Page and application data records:
^^^^^^^^
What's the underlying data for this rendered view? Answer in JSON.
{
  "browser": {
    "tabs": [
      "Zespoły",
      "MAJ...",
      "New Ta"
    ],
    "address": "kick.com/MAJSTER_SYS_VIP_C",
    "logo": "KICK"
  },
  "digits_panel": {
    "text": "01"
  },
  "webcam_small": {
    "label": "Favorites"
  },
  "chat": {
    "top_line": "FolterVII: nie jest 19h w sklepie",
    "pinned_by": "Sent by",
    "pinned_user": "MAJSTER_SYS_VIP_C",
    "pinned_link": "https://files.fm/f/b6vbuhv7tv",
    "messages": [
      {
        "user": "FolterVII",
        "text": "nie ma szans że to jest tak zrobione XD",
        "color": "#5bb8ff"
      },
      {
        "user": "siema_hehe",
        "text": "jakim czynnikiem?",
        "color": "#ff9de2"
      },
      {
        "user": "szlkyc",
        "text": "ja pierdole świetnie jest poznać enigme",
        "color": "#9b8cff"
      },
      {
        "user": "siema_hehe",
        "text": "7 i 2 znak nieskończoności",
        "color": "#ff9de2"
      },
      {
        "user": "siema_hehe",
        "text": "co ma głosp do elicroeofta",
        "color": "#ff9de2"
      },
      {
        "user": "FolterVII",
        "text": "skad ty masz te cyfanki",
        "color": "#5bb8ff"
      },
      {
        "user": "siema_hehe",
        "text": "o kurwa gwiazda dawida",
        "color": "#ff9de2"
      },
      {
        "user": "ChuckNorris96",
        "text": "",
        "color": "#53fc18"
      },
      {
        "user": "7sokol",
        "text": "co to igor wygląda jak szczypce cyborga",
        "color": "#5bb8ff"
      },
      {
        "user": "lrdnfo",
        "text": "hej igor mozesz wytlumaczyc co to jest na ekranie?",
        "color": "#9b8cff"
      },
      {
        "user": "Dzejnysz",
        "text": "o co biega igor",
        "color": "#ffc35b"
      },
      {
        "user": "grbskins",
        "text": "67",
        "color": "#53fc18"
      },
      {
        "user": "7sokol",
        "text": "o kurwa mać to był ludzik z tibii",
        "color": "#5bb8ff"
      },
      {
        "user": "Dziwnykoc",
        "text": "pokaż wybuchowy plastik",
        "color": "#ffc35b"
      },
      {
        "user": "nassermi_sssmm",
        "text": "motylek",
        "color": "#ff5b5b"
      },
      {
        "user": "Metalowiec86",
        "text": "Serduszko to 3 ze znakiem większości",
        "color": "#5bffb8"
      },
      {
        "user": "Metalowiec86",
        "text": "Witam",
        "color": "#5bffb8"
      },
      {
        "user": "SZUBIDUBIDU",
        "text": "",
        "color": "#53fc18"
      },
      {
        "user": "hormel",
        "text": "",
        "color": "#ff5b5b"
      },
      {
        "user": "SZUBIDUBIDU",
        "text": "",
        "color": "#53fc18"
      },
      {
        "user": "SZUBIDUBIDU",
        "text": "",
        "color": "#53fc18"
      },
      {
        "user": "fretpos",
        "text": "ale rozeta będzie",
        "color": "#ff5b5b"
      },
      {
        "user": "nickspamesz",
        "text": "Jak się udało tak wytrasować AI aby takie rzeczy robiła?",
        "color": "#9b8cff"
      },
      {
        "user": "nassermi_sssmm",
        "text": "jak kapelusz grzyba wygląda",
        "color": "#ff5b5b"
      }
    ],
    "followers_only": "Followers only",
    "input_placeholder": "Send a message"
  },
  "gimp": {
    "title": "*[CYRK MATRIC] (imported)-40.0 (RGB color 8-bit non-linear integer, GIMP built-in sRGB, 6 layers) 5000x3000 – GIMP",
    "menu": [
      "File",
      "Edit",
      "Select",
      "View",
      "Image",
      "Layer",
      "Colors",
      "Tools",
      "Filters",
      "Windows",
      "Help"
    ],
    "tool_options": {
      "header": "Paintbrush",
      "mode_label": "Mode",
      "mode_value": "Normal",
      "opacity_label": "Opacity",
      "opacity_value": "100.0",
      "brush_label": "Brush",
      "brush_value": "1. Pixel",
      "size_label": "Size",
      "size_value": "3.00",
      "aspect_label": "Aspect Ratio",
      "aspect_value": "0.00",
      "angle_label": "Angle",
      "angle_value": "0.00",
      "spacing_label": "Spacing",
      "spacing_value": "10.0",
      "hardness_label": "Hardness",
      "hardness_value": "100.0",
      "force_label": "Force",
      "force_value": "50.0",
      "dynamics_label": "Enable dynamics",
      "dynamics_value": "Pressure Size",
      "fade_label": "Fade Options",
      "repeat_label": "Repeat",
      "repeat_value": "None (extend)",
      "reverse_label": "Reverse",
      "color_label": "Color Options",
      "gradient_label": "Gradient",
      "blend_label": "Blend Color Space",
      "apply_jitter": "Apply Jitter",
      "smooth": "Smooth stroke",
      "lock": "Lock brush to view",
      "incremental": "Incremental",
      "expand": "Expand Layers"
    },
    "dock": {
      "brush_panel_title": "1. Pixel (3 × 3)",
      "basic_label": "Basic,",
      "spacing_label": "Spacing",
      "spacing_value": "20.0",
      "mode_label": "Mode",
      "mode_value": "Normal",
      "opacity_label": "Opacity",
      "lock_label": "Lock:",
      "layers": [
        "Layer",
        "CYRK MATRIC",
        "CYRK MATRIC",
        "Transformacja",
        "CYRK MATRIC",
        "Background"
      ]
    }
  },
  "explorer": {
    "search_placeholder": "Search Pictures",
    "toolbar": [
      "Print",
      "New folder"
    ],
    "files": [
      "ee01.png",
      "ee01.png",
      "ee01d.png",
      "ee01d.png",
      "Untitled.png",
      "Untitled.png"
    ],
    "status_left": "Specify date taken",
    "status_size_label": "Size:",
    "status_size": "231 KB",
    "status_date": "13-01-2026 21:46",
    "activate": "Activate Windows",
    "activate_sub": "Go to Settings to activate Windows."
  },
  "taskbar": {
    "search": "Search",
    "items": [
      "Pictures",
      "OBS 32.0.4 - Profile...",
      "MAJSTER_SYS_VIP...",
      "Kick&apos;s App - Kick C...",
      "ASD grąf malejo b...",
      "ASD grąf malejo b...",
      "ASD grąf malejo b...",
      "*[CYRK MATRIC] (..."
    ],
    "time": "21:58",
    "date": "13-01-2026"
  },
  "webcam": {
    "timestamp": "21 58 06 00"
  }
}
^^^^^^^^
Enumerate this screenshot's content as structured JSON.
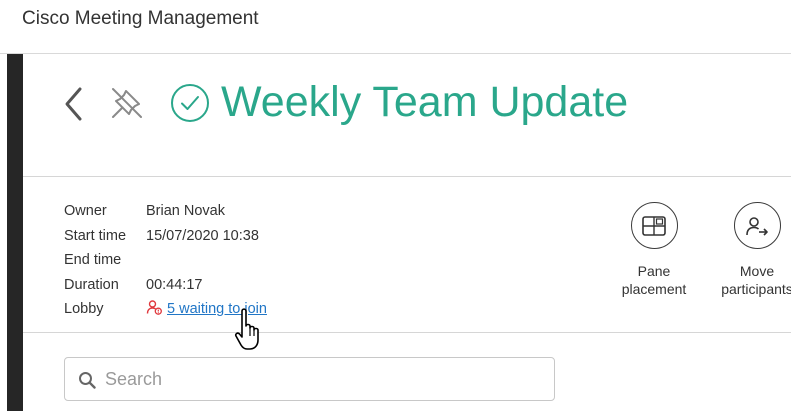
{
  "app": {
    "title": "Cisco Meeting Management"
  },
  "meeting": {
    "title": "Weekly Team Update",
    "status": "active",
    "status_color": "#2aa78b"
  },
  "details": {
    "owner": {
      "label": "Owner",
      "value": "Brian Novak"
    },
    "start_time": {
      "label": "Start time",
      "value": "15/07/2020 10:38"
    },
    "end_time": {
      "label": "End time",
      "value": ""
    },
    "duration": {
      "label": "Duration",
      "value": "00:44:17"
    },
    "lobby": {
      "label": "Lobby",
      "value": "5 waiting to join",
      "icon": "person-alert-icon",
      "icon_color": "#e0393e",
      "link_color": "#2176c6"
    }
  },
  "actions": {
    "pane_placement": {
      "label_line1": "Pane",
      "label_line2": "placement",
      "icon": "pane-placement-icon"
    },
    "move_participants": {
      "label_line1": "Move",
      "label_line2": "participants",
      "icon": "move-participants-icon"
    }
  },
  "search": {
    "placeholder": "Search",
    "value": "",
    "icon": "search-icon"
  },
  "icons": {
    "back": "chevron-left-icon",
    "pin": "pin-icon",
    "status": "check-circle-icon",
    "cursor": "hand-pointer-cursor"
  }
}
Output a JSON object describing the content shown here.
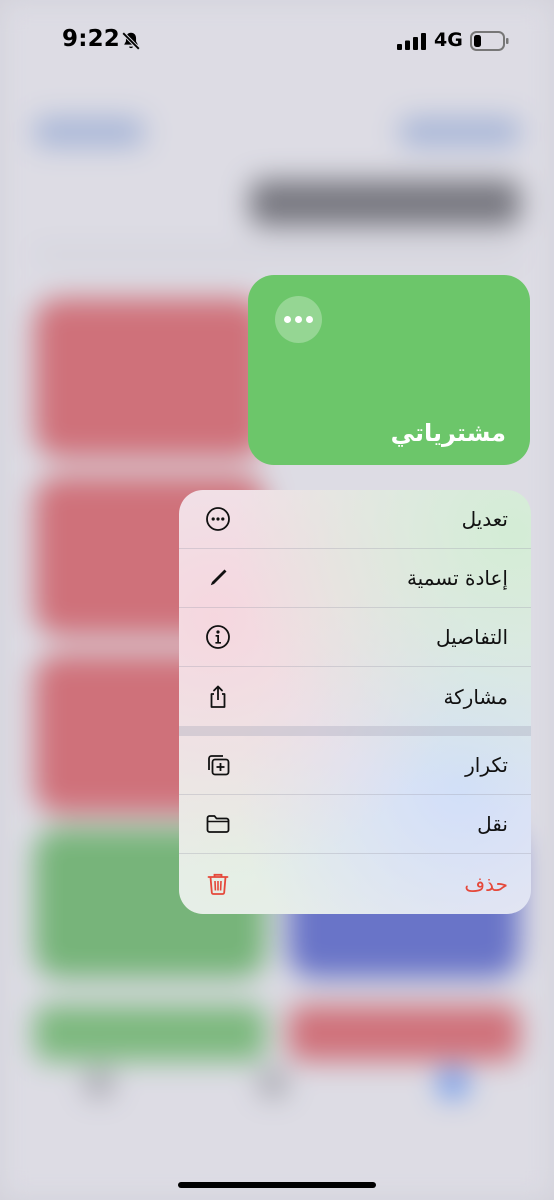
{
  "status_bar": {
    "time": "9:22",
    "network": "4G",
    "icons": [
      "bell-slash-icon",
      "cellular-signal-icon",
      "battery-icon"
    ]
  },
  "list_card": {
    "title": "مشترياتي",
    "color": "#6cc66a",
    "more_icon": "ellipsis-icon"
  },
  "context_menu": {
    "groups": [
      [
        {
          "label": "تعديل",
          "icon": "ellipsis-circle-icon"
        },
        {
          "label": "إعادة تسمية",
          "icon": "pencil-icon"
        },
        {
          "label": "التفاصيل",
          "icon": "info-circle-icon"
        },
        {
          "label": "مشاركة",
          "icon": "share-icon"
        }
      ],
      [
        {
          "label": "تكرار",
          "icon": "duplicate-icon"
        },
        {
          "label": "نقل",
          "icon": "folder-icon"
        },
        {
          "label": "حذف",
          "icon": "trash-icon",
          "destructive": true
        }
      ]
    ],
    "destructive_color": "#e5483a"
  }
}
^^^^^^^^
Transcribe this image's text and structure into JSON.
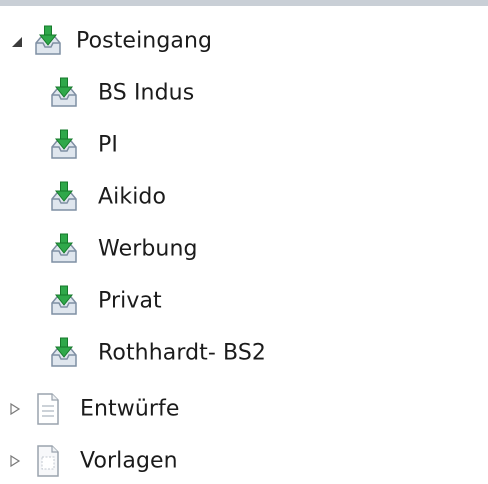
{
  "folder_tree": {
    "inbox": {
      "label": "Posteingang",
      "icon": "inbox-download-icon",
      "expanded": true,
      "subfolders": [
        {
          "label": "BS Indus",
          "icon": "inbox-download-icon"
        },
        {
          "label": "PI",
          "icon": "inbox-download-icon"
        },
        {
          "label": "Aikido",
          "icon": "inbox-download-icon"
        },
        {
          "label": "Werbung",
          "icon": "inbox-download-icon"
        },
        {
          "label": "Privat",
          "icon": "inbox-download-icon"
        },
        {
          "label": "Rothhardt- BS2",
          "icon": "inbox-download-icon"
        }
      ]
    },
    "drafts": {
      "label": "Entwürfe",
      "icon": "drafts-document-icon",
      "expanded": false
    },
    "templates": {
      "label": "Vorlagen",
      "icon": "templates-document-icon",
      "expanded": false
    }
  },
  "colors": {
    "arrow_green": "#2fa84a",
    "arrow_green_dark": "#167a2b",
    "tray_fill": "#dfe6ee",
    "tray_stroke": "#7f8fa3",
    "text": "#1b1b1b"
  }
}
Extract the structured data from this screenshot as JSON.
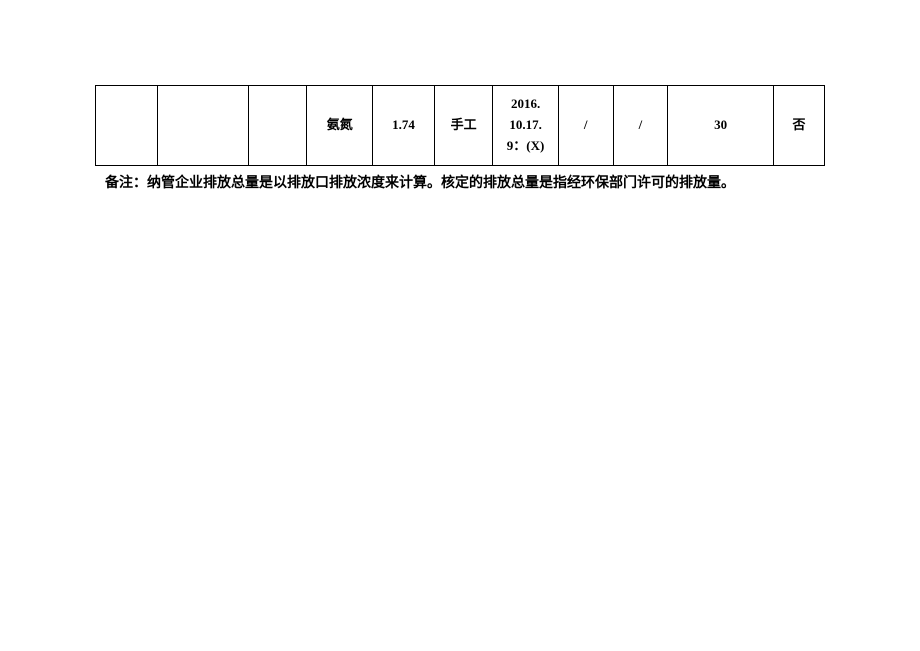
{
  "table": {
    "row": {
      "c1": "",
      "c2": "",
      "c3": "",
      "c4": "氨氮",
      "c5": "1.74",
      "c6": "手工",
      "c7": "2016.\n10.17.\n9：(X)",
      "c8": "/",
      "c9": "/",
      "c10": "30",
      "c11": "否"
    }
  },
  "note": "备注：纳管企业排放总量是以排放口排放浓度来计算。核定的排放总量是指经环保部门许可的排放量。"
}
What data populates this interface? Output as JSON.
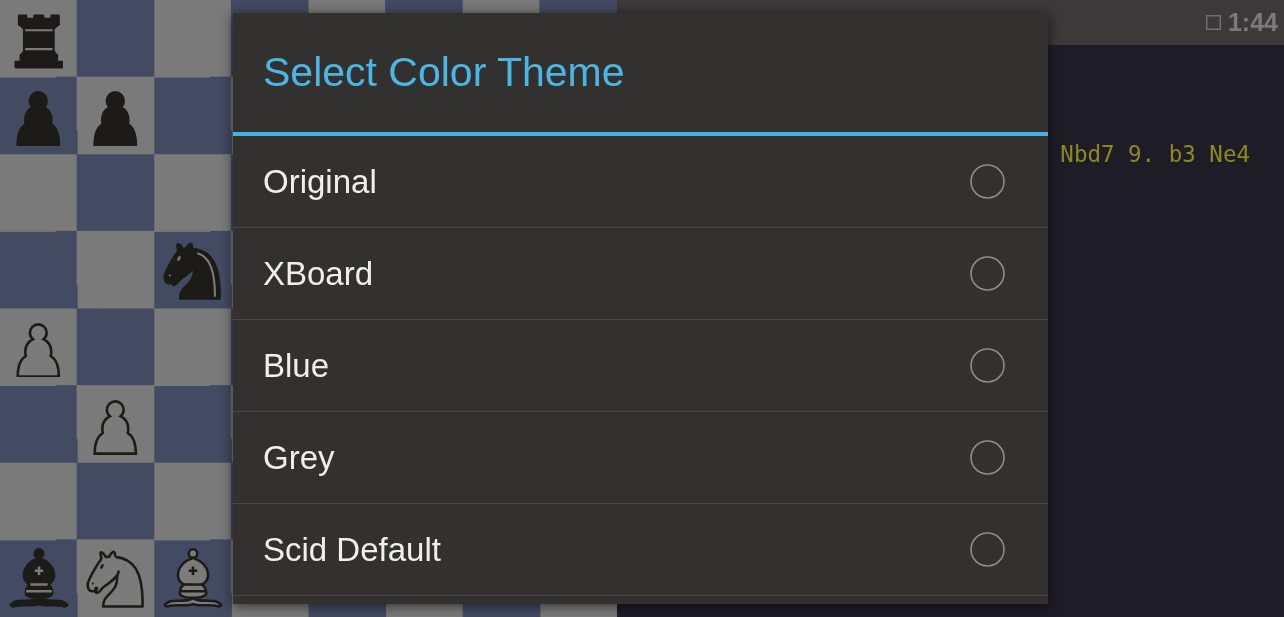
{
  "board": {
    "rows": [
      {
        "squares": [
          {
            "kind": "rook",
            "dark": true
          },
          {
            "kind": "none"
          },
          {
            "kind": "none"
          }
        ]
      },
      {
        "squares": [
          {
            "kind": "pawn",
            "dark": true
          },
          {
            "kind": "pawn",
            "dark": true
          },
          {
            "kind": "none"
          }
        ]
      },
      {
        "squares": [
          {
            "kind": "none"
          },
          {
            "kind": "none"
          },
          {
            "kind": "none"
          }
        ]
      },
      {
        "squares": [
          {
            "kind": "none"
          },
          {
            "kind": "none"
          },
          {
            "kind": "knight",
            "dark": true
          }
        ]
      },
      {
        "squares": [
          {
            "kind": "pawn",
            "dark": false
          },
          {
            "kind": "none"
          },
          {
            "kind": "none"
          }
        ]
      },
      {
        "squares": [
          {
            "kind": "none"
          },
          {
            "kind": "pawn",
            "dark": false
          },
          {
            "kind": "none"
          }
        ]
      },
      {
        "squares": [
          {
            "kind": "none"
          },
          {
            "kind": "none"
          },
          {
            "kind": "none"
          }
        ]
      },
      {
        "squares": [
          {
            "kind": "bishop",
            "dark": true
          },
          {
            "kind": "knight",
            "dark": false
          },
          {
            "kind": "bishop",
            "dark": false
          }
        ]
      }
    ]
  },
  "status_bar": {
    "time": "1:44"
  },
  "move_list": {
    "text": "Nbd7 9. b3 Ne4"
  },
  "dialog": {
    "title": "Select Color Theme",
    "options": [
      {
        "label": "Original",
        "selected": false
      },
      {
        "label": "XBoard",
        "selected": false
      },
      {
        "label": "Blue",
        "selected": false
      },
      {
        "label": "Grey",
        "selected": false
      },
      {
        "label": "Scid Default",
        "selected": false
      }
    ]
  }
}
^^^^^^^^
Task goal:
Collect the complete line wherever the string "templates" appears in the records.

Exercise response:
    "templates": {
      "icon": "templates-document-icon",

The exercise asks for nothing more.